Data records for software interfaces
********

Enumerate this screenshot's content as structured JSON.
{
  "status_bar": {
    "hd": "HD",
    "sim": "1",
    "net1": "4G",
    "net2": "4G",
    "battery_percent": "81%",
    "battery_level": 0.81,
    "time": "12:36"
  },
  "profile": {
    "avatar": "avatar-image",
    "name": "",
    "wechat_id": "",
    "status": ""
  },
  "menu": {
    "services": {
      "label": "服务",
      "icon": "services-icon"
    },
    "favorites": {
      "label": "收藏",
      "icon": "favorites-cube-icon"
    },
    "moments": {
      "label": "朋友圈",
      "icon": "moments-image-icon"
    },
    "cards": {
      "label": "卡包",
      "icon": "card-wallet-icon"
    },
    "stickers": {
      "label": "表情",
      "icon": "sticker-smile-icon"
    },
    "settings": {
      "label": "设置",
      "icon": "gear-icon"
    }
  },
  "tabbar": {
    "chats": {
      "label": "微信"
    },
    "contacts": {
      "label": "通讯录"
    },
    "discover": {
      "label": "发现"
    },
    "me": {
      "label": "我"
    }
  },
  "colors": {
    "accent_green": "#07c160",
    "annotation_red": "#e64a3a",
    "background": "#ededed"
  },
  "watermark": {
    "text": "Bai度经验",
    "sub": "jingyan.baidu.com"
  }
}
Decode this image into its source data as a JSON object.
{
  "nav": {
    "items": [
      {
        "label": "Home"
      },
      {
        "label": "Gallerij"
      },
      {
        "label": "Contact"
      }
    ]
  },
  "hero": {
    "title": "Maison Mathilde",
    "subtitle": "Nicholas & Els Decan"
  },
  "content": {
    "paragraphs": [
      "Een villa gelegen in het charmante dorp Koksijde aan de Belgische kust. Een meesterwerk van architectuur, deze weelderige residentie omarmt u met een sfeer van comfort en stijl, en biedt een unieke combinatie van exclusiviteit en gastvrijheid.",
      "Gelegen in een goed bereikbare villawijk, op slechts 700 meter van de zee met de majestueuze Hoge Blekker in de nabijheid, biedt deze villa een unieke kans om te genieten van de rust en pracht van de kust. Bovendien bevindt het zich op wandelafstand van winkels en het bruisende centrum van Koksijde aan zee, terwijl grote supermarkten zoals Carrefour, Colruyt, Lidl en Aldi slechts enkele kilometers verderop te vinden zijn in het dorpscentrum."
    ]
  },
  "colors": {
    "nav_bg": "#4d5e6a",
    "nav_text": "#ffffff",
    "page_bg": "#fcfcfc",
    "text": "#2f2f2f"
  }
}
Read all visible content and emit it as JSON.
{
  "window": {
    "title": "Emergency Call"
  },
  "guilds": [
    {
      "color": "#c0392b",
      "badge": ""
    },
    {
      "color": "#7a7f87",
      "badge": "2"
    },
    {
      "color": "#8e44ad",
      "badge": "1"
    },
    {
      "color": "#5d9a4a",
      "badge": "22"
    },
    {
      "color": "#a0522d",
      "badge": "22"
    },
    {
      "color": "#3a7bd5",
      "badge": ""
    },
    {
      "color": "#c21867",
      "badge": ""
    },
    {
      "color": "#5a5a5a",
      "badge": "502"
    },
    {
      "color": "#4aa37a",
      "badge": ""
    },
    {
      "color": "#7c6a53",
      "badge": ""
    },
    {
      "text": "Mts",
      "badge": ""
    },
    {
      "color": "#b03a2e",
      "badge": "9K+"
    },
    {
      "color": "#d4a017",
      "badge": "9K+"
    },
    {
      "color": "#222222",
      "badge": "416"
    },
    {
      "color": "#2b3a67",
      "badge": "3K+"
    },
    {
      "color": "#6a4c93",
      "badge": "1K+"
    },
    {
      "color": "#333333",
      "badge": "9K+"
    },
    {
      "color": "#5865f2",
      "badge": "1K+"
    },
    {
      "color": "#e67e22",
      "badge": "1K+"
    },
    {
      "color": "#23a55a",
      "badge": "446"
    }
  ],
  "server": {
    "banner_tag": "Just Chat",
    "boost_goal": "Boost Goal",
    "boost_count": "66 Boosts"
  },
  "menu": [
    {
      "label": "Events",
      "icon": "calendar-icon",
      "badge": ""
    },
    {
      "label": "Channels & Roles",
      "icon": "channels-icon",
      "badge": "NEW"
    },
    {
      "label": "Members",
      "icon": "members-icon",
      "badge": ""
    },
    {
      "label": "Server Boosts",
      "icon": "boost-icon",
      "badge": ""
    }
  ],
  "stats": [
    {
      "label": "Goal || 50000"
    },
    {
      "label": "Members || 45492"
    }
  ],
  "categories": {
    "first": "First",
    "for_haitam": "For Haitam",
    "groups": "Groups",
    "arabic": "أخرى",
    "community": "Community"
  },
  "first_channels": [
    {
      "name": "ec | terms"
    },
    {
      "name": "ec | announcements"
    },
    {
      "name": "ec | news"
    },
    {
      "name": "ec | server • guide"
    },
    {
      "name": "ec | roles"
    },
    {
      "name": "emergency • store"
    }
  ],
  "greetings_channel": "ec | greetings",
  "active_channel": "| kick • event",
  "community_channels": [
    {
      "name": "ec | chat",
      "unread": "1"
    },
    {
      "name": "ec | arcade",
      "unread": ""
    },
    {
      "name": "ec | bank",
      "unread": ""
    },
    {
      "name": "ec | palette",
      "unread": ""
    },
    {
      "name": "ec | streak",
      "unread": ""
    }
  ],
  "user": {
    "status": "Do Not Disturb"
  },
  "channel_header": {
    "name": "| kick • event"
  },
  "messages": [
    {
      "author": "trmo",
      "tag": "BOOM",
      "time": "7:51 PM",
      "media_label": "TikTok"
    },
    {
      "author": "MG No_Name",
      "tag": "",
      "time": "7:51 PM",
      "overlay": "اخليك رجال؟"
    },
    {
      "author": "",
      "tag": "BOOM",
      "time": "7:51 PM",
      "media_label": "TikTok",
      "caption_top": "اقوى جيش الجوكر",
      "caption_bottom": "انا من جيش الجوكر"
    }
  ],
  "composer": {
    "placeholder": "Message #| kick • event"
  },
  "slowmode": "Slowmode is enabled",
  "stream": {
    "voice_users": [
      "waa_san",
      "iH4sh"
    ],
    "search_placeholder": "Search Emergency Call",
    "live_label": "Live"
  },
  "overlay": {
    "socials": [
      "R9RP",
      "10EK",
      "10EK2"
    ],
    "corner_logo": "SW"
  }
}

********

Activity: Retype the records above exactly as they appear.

Task output:
Enumerate this screenshot's content as structured JSON.
{
  "status_bar": {
    "hd": "HD",
    "sim": "1",
    "net1": "4G",
    "net2": "4G",
    "battery_percent": "81%",
    "battery_level": 0.81,
    "time": "12:36"
  },
  "profile": {
    "avatar": "avatar-image",
    "name": "",
    "wechat_id": "",
    "status": ""
  },
  "menu": {
    "services": {
      "label": "服务",
      "icon": "services-icon"
    },
    "favorites": {
      "label": "收藏",
      "icon": "favorites-cube-icon"
    },
    "moments": {
      "label": "朋友圈",
      "icon": "moments-image-icon"
    },
    "cards": {
      "label": "卡包",
      "icon": "card-wallet-icon"
    },
    "stickers": {
      "label": "表情",
      "icon": "sticker-smile-icon"
    },
    "settings": {
      "label": "设置",
      "icon": "gear-icon"
    }
  },
  "tabbar": {
    "chats": {
      "label": "微信"
    },
    "contacts": {
      "label": "通讯录"
    },
    "discover": {
      "label": "发现"
    },
    "me": {
      "label": "我"
    }
  },
  "colors": {
    "accent_green": "#07c160",
    "annotation_red": "#e64a3a",
    "background": "#ededed"
  },
  "watermark": {
    "text": "Bai度经验",
    "sub": "jingyan.baidu.com"
  }
}
Decode this image into its source data as a JSON object.
{
  "nav": {
    "items": [
      {
        "label": "Home"
      },
      {
        "label": "Gallerij"
      },
      {
        "label": "Contact"
      }
    ]
  },
  "hero": {
    "title": "Maison Mathilde",
    "subtitle": "Nicholas & Els Decan"
  },
  "content": {
    "paragraphs": [
      "Een villa gelegen in het charmante dorp Koksijde aan de Belgische kust. Een meesterwerk van architectuur, deze weelderige residentie omarmt u met een sfeer van comfort en stijl, en biedt een unieke combinatie van exclusiviteit en gastvrijheid.",
      "Gelegen in een goed bereikbare villawijk, op slechts 700 meter van de zee met de majestueuze Hoge Blekker in de nabijheid, biedt deze villa een unieke kans om te genieten van de rust en pracht van de kust. Bovendien bevindt het zich op wandelafstand van winkels en het bruisende centrum van Koksijde aan zee, terwijl grote supermarkten zoals Carrefour, Colruyt, Lidl en Aldi slechts enkele kilometers verderop te vinden zijn in het dorpscentrum."
    ]
  },
  "colors": {
    "nav_bg": "#4d5e6a",
    "nav_text": "#ffffff",
    "page_bg": "#fcfcfc",
    "text": "#2f2f2f"
  }
}
Read all visible content and emit it as JSON.
{
  "window": {
    "title": "Emergency Call"
  },
  "guilds": [
    {
      "color": "#c0392b",
      "badge": ""
    },
    {
      "color": "#7a7f87",
      "badge": "2"
    },
    {
      "color": "#8e44ad",
      "badge": "1"
    },
    {
      "color": "#5d9a4a",
      "badge": "22"
    },
    {
      "color": "#a0522d",
      "badge": "22"
    },
    {
      "color": "#3a7bd5",
      "badge": ""
    },
    {
      "color": "#c21867",
      "badge": ""
    },
    {
      "color": "#5a5a5a",
      "badge": "502"
    },
    {
      "color": "#4aa37a",
      "badge": ""
    },
    {
      "color": "#7c6a53",
      "badge": ""
    },
    {
      "text": "Mts",
      "badge": ""
    },
    {
      "color": "#b03a2e",
      "badge": "9K+"
    },
    {
      "color": "#d4a017",
      "badge": "9K+"
    },
    {
      "color": "#222222",
      "badge": "416"
    },
    {
      "color": "#2b3a67",
      "badge": "3K+"
    },
    {
      "color": "#6a4c93",
      "badge": "1K+"
    },
    {
      "color": "#333333",
      "badge": "9K+"
    },
    {
      "color": "#5865f2",
      "badge": "1K+"
    },
    {
      "color": "#e67e22",
      "badge": "1K+"
    },
    {
      "color": "#23a55a",
      "badge": "446"
    }
  ],
  "server": {
    "banner_tag": "Just Chat",
    "boost_goal": "Boost Goal",
    "boost_count": "66 Boosts"
  },
  "menu": [
    {
      "label": "Events",
      "icon": "calendar-icon",
      "badge": ""
    },
    {
      "label": "Channels & Roles",
      "icon": "channels-icon",
      "badge": "NEW"
    },
    {
      "label": "Members",
      "icon": "members-icon",
      "badge": ""
    },
    {
      "label": "Server Boosts",
      "icon": "boost-icon",
      "badge": ""
    }
  ],
  "stats": [
    {
      "label": "Goal || 50000"
    },
    {
      "label": "Members || 45492"
    }
  ],
  "categories": {
    "first": "First",
    "for_haitam": "For Haitam",
    "groups": "Groups",
    "arabic": "أخرى",
    "community": "Community"
  },
  "first_channels": [
    {
      "name": "ec | terms"
    },
    {
      "name": "ec | announcements"
    },
    {
      "name": "ec | news"
    },
    {
      "name": "ec | server • guide"
    },
    {
      "name": "ec | roles"
    },
    {
      "name": "emergency • store"
    }
  ],
  "greetings_channel": "ec | greetings",
  "active_channel": "| kick • event",
  "community_channels": [
    {
      "name": "ec | chat",
      "unread": "1"
    },
    {
      "name": "ec | arcade",
      "unread": ""
    },
    {
      "name": "ec | bank",
      "unread": ""
    },
    {
      "name": "ec | palette",
      "unread": ""
    },
    {
      "name": "ec | streak",
      "unread": ""
    }
  ],
  "user": {
    "status": "Do Not Disturb"
  },
  "channel_header": {
    "name": "| kick • event"
  },
  "messages": [
    {
      "author": "trmo",
      "tag": "BOOM",
      "time": "7:51 PM",
      "media_label": "TikTok"
    },
    {
      "author": "MG No_Name",
      "tag": "",
      "time": "7:51 PM",
      "overlay": "اخليك رجال؟"
    },
    {
      "author": "",
      "tag": "BOOM",
      "time": "7:51 PM",
      "media_label": "TikTok",
      "caption_top": "اقوى جيش الجوكر",
      "caption_bottom": "انا من جيش الجوكر"
    }
  ],
  "composer": {
    "placeholder": "Message #| kick • event"
  },
  "slowmode": "Slowmode is enabled",
  "stream": {
    "voice_users": [
      "waa_san",
      "iH4sh"
    ],
    "search_placeholder": "Search Emergency Call",
    "live_label": "Live"
  },
  "overlay": {
    "socials": [
      "R9RP",
      "10EK",
      "10EK2"
    ],
    "corner_logo": "SW"
  }
}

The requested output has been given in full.